▸ WHAT YOU WILL DO
Every line in the records below with the string "sayısı" needs to be copied out.

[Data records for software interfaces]
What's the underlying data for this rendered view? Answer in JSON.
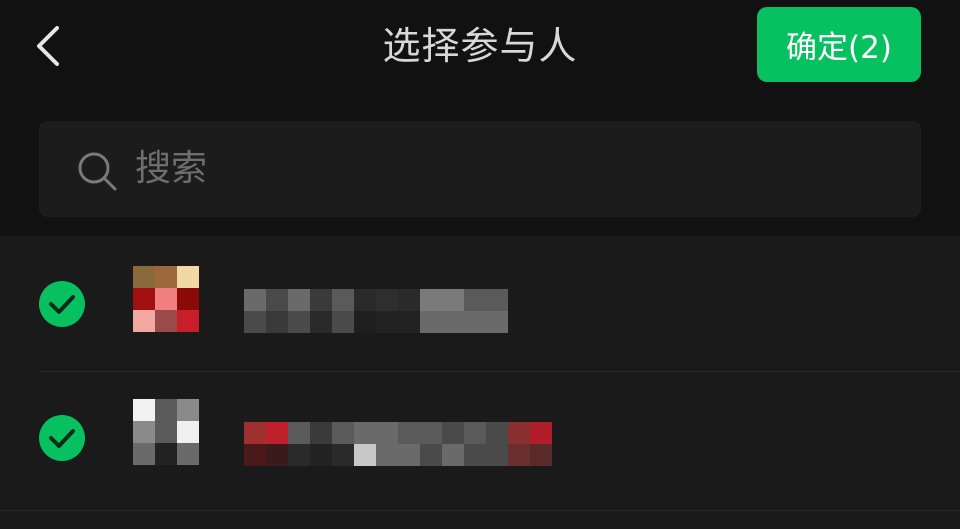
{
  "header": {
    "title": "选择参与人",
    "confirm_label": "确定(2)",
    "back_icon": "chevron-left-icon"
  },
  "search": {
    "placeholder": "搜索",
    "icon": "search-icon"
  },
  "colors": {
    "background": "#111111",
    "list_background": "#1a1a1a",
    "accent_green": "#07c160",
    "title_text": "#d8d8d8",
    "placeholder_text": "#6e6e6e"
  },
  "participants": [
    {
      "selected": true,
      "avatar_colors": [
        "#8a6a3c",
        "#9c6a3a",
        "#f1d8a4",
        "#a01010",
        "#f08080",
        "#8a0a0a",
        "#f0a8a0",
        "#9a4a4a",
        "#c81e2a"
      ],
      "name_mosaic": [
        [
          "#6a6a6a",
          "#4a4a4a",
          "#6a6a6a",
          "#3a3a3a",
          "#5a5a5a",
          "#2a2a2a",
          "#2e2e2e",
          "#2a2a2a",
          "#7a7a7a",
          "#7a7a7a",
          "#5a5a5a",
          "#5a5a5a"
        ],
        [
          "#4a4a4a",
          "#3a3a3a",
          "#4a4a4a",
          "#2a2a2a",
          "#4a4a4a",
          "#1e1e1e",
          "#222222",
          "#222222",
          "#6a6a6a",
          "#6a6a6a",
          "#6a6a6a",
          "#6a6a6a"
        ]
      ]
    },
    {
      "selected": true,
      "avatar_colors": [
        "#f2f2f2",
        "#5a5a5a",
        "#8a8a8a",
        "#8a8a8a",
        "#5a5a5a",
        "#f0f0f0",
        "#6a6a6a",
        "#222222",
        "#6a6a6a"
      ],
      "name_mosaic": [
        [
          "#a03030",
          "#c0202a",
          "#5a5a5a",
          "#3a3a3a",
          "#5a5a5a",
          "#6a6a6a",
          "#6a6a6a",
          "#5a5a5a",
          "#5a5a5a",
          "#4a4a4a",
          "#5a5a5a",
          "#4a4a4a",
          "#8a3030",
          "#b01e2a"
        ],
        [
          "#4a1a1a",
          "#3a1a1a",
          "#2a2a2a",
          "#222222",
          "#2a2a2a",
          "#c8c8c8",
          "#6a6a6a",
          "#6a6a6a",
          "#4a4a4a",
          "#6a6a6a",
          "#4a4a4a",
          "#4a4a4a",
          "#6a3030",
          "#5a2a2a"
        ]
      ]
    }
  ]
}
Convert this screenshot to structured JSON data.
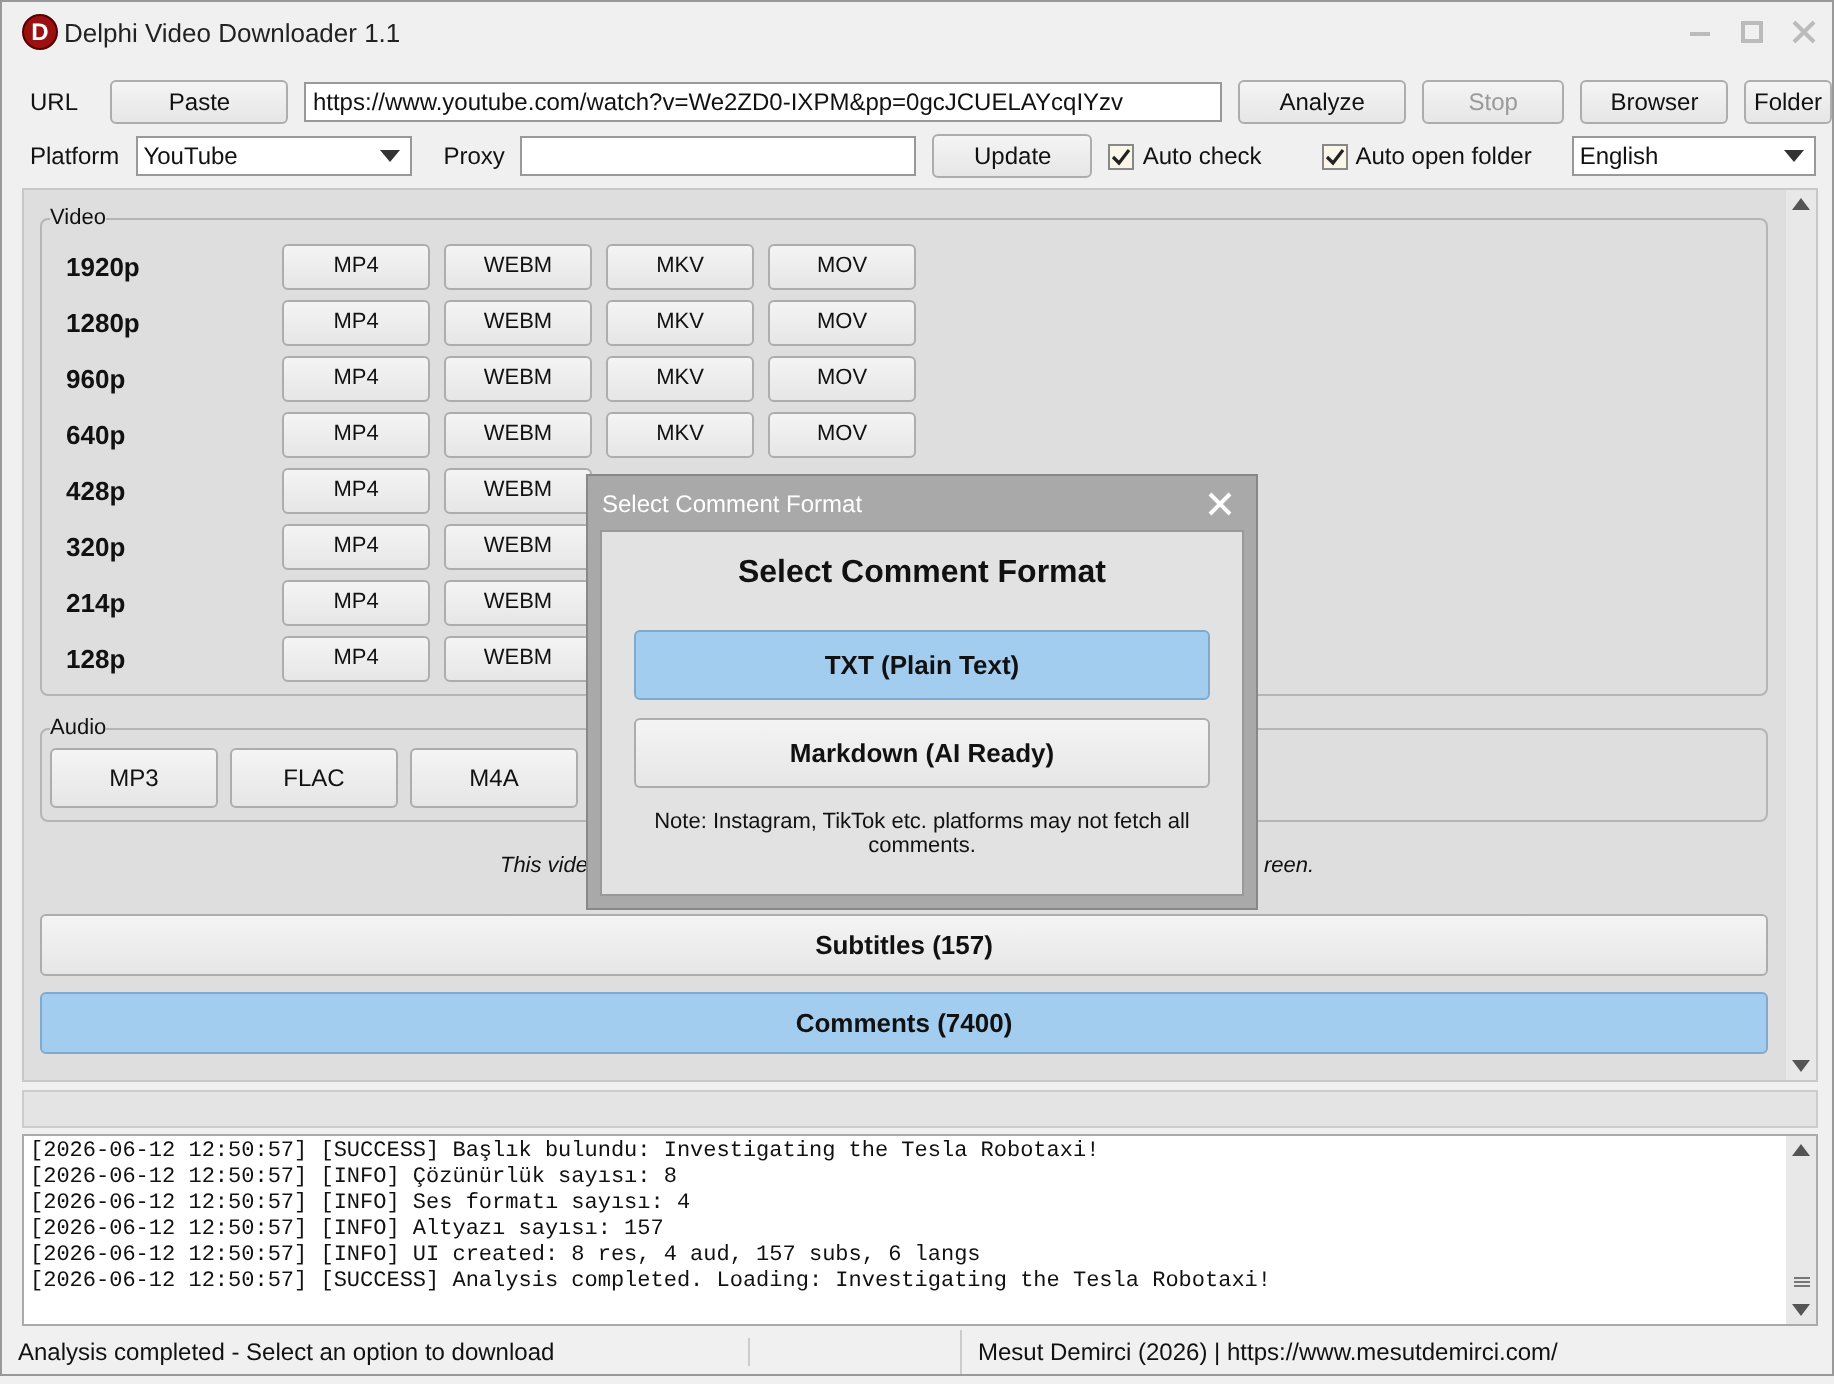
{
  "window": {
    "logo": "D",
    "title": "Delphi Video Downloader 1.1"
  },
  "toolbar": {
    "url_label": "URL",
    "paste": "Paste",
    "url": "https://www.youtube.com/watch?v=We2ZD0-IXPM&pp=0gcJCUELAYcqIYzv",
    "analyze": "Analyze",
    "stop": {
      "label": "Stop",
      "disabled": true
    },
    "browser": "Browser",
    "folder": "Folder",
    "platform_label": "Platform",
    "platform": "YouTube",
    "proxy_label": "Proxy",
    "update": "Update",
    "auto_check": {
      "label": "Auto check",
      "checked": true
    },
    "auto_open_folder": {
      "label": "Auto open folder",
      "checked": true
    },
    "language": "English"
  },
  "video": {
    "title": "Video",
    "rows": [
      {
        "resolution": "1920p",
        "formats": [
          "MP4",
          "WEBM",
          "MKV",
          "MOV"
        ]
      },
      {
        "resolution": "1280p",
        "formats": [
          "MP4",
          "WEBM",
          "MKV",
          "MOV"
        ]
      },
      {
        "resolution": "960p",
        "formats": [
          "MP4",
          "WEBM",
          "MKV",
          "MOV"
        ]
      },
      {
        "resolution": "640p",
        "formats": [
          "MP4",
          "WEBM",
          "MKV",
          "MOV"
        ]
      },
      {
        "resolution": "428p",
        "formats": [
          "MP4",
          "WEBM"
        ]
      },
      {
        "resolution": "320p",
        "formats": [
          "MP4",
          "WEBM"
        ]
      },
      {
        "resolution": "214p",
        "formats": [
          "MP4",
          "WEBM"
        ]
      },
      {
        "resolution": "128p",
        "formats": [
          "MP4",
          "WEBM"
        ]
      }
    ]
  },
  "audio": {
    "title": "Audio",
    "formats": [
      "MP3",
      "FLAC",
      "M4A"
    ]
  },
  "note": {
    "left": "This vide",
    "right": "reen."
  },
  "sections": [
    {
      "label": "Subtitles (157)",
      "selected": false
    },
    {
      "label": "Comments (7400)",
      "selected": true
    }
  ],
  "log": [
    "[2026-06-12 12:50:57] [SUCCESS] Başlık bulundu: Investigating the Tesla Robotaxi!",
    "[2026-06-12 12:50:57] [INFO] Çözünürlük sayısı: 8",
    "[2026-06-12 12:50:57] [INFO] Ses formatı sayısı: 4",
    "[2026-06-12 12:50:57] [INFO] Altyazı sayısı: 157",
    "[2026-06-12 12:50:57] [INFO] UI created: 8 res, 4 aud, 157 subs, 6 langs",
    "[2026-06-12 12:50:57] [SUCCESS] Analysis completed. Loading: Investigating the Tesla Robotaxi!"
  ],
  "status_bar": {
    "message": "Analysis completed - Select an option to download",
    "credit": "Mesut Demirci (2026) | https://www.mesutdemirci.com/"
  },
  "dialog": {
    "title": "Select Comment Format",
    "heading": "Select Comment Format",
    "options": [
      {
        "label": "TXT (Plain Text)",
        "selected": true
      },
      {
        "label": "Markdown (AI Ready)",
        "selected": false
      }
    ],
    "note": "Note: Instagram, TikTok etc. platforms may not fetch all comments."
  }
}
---
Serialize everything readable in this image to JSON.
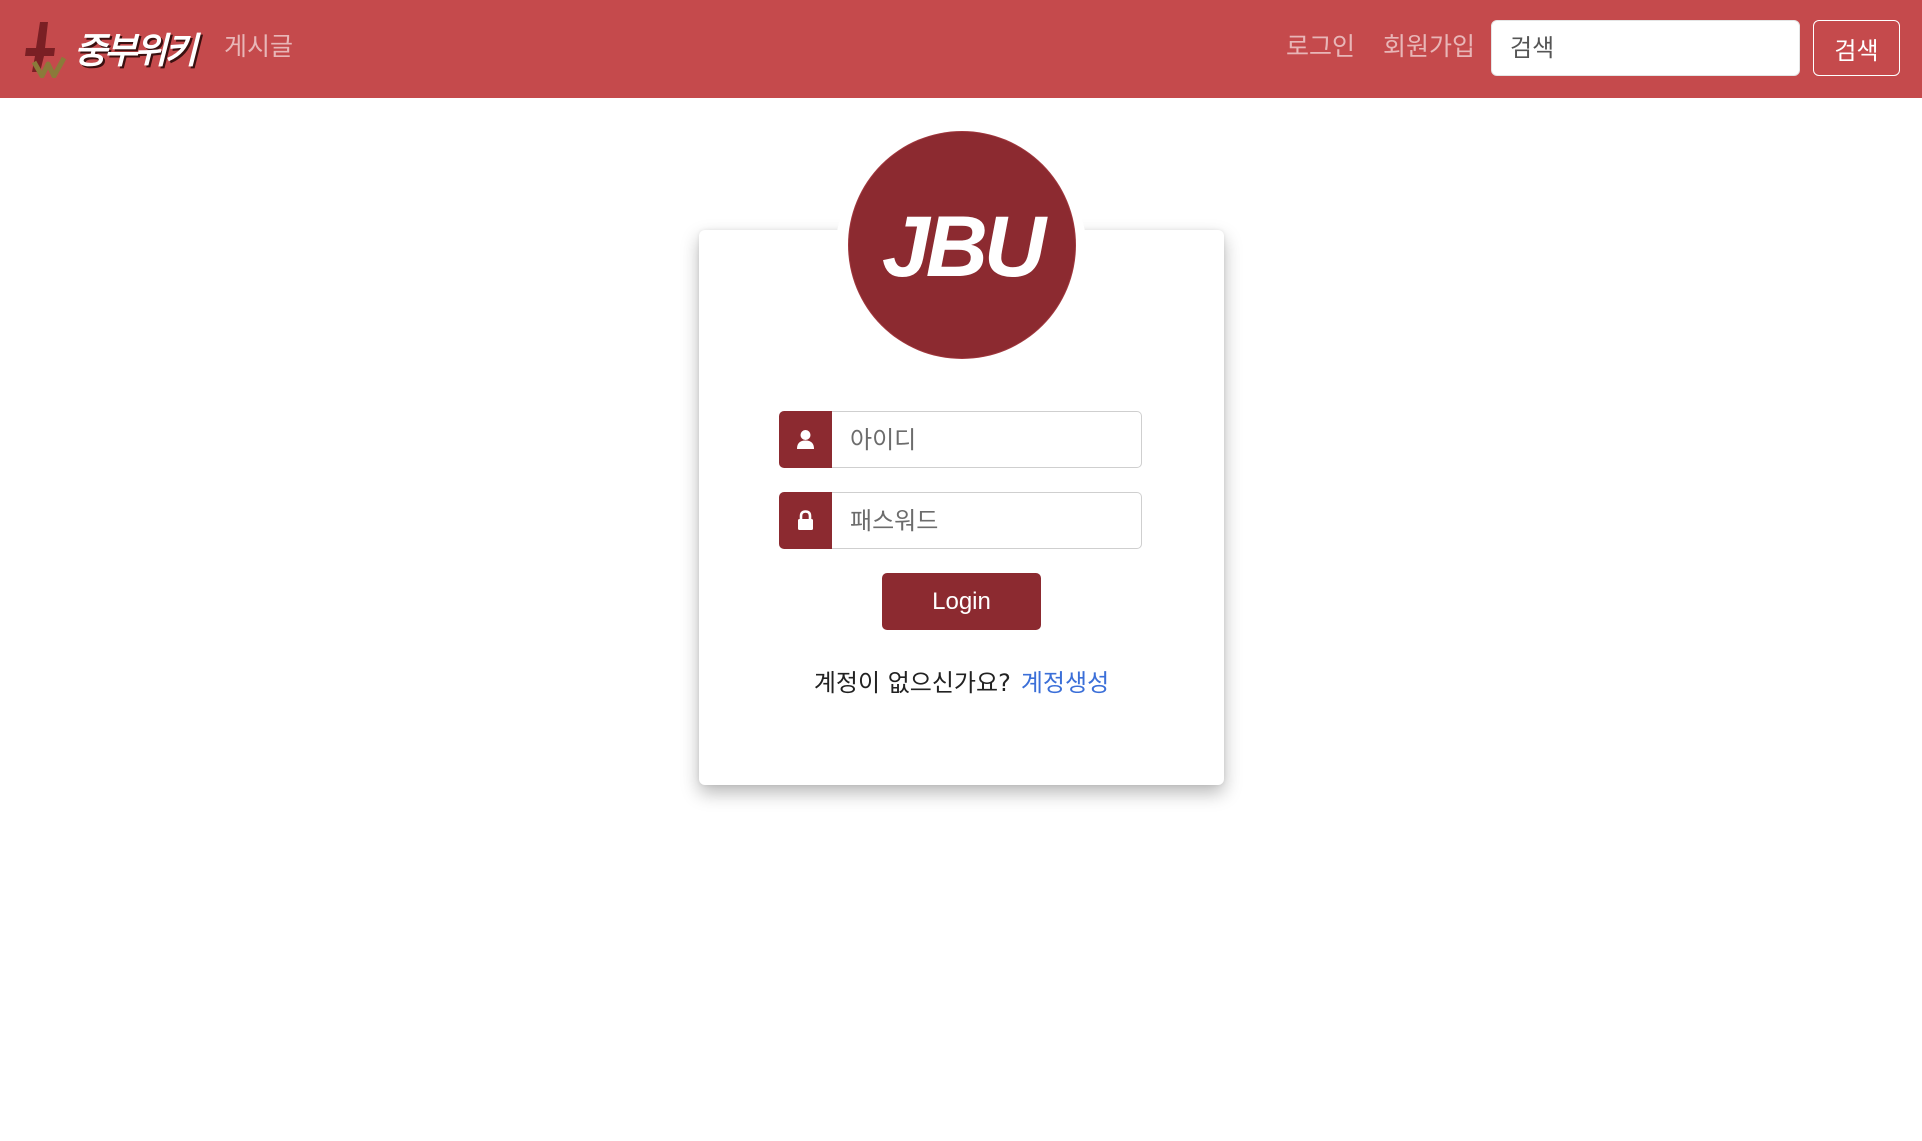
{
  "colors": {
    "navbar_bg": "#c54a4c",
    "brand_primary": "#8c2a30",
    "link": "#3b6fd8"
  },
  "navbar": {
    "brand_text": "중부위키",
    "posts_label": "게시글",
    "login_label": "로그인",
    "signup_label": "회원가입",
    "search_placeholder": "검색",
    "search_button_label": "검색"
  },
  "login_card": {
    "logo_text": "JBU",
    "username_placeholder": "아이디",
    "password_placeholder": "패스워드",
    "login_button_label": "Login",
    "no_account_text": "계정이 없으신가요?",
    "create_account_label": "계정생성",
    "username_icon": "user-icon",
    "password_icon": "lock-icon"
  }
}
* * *
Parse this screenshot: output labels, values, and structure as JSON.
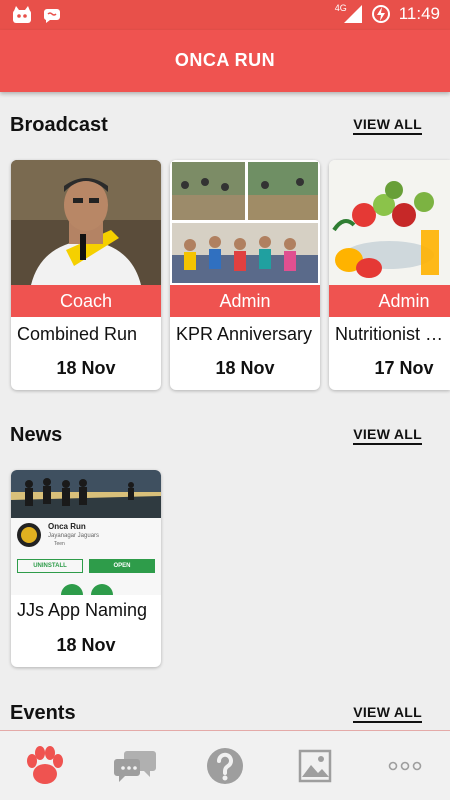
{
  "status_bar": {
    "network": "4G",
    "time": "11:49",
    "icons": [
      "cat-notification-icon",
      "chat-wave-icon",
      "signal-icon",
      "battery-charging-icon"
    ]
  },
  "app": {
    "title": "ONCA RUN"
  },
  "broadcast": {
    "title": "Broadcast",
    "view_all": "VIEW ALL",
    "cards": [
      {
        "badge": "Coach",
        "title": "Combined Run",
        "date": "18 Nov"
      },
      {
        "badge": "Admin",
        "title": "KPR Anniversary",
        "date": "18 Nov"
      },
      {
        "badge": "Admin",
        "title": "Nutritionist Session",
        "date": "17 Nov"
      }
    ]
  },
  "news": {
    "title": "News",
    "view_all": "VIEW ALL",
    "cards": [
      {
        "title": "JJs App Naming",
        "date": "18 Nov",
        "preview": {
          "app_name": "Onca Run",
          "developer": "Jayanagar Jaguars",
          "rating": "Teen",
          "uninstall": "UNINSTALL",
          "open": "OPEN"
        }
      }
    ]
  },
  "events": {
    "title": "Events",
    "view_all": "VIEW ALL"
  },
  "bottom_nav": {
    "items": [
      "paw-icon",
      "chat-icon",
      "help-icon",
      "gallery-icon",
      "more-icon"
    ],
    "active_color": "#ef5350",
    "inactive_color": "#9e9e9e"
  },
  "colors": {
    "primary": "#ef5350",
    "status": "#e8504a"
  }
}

▸ THE ANSWER
    "[2026-06-12 12:50:57] [INFO] Çözünürlük sayısı: 8",
    "[2026-06-12 12:50:57] [INFO] Ses formatı sayısı: 4",
    "[2026-06-12 12:50:57] [INFO] Altyazı sayısı: 157",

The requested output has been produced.